Yes there is even death.
But there can always be a rebirth of love.
Wake to the choices you make as to how to live now.
Today, breathe.
Listen, behind the factory noises of your panic
The birds are singing again
The sky is clearing,
Spring is coming,
And we are always encompassed by Love.
Open the windows of your soul
And though you may not be able
To touch across the empty square,
Sing.


Tonight from our hotel balcony

Edited to add: All went smoothly and we are now home in Vancouver. It is good to be home!





Next posts: Those of you who have been following the blog for a while know that I write about our travels chronologically. But now I’ve gotten so far behind that doesn’t really make sense any more. Future posts will come randomly from the following travels:
1. Feb/Mar 2019 and 2020 Rishikesh, India – the holy men, the pilgrims, the nightly ritual and prayer to the Ganges, activities at and in the river, the wildlife, and a day trip to Haridwar.
2. Mar 2019 Kyoto, Japan – after we left Rishikesh last year we spent two weeks exploring in and around Kyoto – a festival, a fishing village, a rural hike, and blossom hunting.
3. July 2019 Vancouver, Canada – my sisters came to stay and we played tourist in our hometown – a street food festival, some funky neighbourhoods, a Japanese festival, the gardens, the Pride Parade, and the naked bike ride.
4. Summer 2019 Saturna Island, Canada
5. March 2020 Malaysia – eight days on the island of Borneo.
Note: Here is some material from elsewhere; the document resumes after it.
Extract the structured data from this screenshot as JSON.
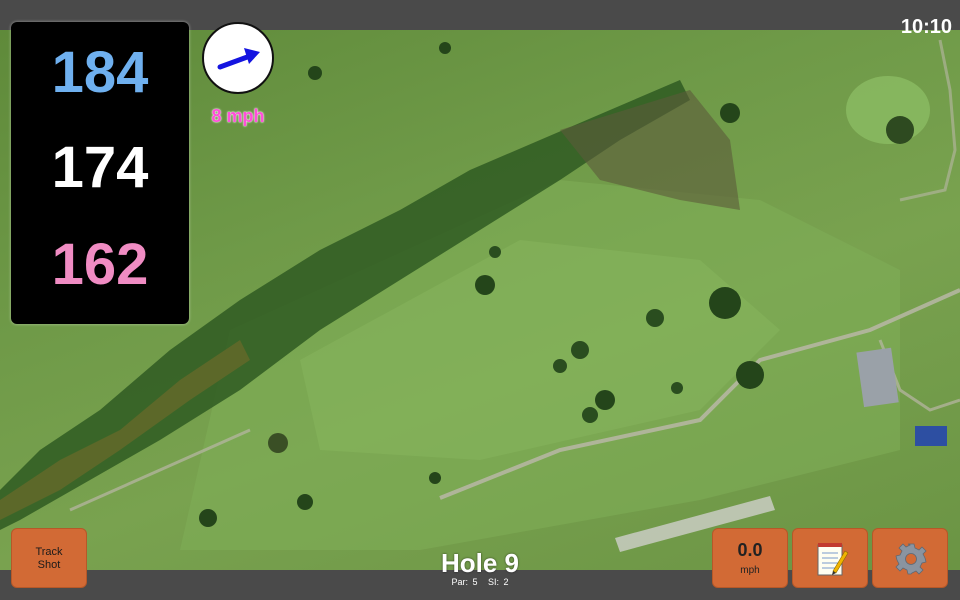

Wildlife magic.
6. Oh and somewhere in there I will do a post on Montreal where we spend two weeks with family every winter.





All words and images by Alison Louise Armstrong unless otherwise noted
© Alison Louise Armstrong and Adventures in Wonderland – a pilgrimage of the heart, 2010-2020.